By Austin O'Boyle |

February 22, 2022 |

Updated March 4, 2022

3 minutes

It’s more important than ever to build relationships with lawmakers. Here’s why you should.

At the start of the pandemic, associations around the country sent millions of communications to Congress in search of emergency funding to help their members. With trillions in relief funds distributed and the pandemic continuing through the beginning of 2022, organizations have had to rewrite the playbook on how to effectively communicate with Congress—especially if they want their efforts to have any sort of impact on policy outcomes.

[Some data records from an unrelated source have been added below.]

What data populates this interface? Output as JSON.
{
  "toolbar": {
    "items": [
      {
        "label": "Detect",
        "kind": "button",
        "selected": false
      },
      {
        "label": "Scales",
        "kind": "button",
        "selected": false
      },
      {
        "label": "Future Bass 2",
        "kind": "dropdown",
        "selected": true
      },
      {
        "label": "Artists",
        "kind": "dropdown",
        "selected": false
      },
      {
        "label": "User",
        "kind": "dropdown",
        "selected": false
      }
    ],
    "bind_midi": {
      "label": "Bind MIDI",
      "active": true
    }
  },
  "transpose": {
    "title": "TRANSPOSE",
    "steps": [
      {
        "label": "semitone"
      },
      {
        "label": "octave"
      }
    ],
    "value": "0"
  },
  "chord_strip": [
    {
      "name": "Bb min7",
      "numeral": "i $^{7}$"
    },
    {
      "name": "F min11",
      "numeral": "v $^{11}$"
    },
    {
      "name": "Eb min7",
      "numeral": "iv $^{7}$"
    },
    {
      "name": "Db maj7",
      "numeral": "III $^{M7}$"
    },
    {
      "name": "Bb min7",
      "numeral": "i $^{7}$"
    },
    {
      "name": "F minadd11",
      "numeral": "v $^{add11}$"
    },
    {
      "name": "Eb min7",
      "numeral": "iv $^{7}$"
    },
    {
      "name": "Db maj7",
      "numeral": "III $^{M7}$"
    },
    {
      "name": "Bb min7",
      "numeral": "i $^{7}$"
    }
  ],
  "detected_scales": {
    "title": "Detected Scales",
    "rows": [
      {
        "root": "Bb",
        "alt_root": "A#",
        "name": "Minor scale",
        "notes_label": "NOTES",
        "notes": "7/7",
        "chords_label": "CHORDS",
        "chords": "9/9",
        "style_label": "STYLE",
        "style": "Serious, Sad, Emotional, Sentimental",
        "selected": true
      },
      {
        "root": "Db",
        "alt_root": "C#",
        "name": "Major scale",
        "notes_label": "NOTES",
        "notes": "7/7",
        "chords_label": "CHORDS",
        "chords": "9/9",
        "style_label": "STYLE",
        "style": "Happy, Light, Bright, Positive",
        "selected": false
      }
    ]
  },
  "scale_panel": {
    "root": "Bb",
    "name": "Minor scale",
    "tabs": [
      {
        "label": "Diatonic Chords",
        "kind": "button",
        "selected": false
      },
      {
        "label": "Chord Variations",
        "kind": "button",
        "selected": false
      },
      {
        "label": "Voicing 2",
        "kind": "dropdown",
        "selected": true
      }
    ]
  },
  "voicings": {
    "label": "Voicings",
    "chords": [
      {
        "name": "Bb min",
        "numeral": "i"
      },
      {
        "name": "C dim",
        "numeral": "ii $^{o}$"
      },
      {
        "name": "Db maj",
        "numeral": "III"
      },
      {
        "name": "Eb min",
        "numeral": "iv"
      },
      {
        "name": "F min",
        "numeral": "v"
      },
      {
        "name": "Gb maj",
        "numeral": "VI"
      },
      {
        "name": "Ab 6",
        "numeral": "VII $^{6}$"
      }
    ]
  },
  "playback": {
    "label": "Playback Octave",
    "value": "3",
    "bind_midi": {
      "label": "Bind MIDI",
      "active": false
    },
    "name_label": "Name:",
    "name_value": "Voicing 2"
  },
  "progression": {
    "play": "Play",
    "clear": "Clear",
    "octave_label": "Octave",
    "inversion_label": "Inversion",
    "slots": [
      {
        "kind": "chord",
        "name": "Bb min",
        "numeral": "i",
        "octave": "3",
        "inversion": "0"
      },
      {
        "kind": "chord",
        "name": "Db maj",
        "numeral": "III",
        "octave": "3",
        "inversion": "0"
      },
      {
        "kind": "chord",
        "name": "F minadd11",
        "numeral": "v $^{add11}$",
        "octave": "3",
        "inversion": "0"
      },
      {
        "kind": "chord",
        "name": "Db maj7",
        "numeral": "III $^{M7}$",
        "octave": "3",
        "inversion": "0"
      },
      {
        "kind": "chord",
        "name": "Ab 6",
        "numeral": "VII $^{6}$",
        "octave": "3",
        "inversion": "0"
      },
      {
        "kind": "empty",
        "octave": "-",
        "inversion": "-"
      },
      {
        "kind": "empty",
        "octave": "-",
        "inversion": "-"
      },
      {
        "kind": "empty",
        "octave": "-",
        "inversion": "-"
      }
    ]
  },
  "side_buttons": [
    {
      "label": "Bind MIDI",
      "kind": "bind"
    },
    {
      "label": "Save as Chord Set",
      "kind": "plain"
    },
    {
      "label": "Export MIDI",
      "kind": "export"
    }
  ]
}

According to the Congressional Management Foundation (CMF), Congressional offices have seen constituent communications increase anywhere from 200% to 1,000% during the past decade, forcing Congressional staff to prioritize incoming messages. Ultimately, these adaptations have made the cultivation of constituent-lawmaker relationships one of the most important factors in policymaking.

It’s no secret that relationships are what drive legislative change in Washington. With the massive increase in communication, however, constituents that have relationships with their representative and their office can cut through the noise and make a direct impact. It’s no surprise, therefore, that many advocates nationwide are looking to build relationships from the ground up.

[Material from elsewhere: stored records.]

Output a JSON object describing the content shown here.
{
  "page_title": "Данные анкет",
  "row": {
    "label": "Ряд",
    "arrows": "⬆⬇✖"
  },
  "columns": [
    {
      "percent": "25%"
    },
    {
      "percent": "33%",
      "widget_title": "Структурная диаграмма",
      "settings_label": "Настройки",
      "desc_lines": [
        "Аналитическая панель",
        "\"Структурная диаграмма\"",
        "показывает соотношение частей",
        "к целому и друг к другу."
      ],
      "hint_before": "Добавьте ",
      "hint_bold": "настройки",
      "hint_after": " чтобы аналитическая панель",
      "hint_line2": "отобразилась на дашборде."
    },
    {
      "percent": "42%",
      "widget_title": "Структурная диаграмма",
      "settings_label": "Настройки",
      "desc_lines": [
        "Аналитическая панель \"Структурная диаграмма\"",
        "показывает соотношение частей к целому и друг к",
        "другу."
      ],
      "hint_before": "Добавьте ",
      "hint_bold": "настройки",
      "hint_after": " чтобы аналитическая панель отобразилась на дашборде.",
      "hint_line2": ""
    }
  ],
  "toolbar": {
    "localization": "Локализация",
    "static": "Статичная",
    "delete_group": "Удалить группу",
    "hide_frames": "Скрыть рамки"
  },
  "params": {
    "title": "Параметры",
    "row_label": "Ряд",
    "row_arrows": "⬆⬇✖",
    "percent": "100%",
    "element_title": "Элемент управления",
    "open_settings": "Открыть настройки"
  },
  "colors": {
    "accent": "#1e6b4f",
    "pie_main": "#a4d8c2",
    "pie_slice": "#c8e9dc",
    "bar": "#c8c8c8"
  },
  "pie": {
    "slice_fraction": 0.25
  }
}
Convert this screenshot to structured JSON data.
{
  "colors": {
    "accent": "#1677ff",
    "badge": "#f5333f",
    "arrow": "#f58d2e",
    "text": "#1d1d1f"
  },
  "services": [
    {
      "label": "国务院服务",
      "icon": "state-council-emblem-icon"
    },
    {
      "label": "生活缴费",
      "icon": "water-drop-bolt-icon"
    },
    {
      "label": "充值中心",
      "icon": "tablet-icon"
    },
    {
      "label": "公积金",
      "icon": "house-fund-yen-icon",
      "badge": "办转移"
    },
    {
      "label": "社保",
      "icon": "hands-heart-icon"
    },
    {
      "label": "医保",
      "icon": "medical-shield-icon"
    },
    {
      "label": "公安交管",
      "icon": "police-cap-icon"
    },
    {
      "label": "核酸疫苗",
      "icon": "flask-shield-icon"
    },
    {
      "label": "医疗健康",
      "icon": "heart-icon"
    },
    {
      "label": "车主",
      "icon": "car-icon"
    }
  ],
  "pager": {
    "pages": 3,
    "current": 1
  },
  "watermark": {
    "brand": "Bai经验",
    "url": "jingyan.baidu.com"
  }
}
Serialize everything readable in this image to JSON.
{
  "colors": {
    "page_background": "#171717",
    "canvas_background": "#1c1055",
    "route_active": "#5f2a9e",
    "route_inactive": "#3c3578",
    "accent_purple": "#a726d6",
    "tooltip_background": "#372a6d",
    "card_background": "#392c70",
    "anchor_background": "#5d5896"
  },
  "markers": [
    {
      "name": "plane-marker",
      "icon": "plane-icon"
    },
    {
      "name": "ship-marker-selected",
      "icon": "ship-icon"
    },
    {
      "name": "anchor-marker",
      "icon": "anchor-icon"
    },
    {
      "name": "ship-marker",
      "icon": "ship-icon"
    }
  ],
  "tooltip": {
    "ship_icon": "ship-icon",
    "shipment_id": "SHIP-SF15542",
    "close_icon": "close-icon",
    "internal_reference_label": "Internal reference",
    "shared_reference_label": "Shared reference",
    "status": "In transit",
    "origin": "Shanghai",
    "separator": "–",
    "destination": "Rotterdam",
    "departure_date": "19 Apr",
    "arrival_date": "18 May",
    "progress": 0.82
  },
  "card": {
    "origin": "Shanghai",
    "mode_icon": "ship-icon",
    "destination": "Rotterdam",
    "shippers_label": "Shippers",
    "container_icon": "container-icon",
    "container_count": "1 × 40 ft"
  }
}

Cultivating Relationships

According to a CMF survey of senior Congressional staff, one of the best ways to build a better relationship with a Congressional office is to cultivate relationships with staff and to meet with their in-district offices. Seventy-nine percent said that building a relationship with the Legislative Assistant was a great way to increase your profile in their office, while 59% said that constituent meetings in-district were another way to form a connection—underscoring that you don’t have to be a D.C. insider to create change. The bottom line: Attending in-district meetings and town halls, communicating with the office and building relationships with staff members cultivate a long-lasting relationship with your policymaker and ensure that you can cut through the noise.

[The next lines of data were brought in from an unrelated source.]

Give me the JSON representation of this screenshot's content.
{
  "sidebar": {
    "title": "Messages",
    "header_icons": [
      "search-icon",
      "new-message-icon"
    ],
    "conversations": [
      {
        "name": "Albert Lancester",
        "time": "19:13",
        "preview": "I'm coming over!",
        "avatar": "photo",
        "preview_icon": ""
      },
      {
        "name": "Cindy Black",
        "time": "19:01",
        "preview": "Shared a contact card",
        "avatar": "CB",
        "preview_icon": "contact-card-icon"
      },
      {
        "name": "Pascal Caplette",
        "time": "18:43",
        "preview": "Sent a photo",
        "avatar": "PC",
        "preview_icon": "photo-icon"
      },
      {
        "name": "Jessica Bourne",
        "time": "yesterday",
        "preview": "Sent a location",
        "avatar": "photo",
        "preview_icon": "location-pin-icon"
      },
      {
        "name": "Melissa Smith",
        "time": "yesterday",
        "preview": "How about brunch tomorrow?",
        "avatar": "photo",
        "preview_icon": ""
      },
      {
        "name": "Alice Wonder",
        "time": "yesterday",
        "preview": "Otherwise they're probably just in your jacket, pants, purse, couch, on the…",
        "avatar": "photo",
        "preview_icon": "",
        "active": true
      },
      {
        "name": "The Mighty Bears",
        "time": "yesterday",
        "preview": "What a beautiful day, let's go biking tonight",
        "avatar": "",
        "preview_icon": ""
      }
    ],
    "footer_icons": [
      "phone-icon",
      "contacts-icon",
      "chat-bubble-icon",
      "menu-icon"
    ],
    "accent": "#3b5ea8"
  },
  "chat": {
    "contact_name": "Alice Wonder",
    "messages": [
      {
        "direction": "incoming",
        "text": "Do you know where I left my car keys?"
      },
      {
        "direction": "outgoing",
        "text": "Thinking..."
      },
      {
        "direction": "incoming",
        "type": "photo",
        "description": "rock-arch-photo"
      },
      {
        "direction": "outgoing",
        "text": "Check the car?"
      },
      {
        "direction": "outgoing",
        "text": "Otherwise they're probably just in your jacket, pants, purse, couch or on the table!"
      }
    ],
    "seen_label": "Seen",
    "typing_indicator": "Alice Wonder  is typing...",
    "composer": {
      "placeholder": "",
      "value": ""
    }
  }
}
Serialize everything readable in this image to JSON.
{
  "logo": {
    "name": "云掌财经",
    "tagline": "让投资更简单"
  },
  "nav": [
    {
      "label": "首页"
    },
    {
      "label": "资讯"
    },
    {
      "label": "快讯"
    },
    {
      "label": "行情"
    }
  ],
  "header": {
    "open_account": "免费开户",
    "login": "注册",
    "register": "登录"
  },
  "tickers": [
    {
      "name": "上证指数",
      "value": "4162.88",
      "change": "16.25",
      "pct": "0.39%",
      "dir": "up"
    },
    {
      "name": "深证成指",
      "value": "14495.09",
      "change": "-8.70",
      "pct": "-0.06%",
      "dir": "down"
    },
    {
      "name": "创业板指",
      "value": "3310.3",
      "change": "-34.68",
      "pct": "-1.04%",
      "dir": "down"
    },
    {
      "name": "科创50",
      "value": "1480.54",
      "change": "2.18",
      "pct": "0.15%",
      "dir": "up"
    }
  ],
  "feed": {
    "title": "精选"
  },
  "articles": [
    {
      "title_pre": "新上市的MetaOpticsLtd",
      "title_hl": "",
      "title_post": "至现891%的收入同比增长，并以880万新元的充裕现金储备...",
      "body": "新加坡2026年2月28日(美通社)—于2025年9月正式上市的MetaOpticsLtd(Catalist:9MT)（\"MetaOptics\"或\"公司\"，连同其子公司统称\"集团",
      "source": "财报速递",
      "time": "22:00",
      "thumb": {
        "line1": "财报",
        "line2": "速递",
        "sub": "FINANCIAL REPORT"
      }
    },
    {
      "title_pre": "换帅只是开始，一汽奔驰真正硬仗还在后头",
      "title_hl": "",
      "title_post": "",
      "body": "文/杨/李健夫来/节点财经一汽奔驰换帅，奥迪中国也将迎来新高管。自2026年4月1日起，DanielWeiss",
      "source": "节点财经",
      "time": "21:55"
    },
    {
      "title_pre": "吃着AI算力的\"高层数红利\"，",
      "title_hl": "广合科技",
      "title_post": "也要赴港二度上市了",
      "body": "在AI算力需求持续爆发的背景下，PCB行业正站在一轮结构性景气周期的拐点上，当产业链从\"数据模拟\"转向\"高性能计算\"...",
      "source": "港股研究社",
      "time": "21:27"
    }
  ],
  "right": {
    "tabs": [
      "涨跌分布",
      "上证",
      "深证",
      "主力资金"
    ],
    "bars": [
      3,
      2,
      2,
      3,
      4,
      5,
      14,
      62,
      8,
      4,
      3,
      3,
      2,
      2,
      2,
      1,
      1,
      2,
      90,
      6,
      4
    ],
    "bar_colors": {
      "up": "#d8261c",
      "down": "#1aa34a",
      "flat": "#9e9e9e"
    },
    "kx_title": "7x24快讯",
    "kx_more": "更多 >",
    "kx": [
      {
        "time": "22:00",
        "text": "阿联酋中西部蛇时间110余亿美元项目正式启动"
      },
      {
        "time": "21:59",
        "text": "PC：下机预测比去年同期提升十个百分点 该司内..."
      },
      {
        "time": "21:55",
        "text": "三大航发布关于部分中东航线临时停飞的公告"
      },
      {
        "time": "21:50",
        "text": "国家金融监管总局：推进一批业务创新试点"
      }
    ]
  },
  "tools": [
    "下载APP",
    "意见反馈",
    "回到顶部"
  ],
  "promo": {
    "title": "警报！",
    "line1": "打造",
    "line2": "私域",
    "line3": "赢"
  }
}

As we look to deliver on our 2022 advocacy agenda, the National Apartment Association (NAA) continues to help our members build relationships with their Members of Congress. The Key Contact Program ( provides NAA members with that opportunity—and has made a tangible difference for the industry.

In the year ahead, Key Contacts will be expected to regularly reach out to their designated Congressional offices and meet with their Members of Congress at least twice per year. This kind of consistent activity will help our Key Contacts become well-known by their Congressional office as someone in the rental housing industry who can help guide them on housing policy as issues arise. 

Other elements of NAA’s advocacy program help industry professionals create meaningful relationships:

  • The At Home Program enables advocates to meet with their Members of Congress in-district to discuss important issues.
  • The Influencer Program aims to educate both lawmakers and the public on housing issues and how the industry has been affected by policies (
  • The Letter to the Editor (LTE) Program gives members the opportunity to help write and submit LTEs to local publications to educate their community on the implications of proposed policy.

Relationships have always been what help drive policy change in Washington, but you don’t have to be a government affairs professional to form these relationships. According to a CMF survey of senior Congressional staff, 82% said a visit from a lobbyist would be influential, but 97% said that visits from constituents would be influential. You are your best advocate—and by making the efforts to form relationships with your lawmakers, you can cut through the noise and create long-lasting change for the industry.

Austin O’Boyle is NAA’s Manager, Grassroots Engagement.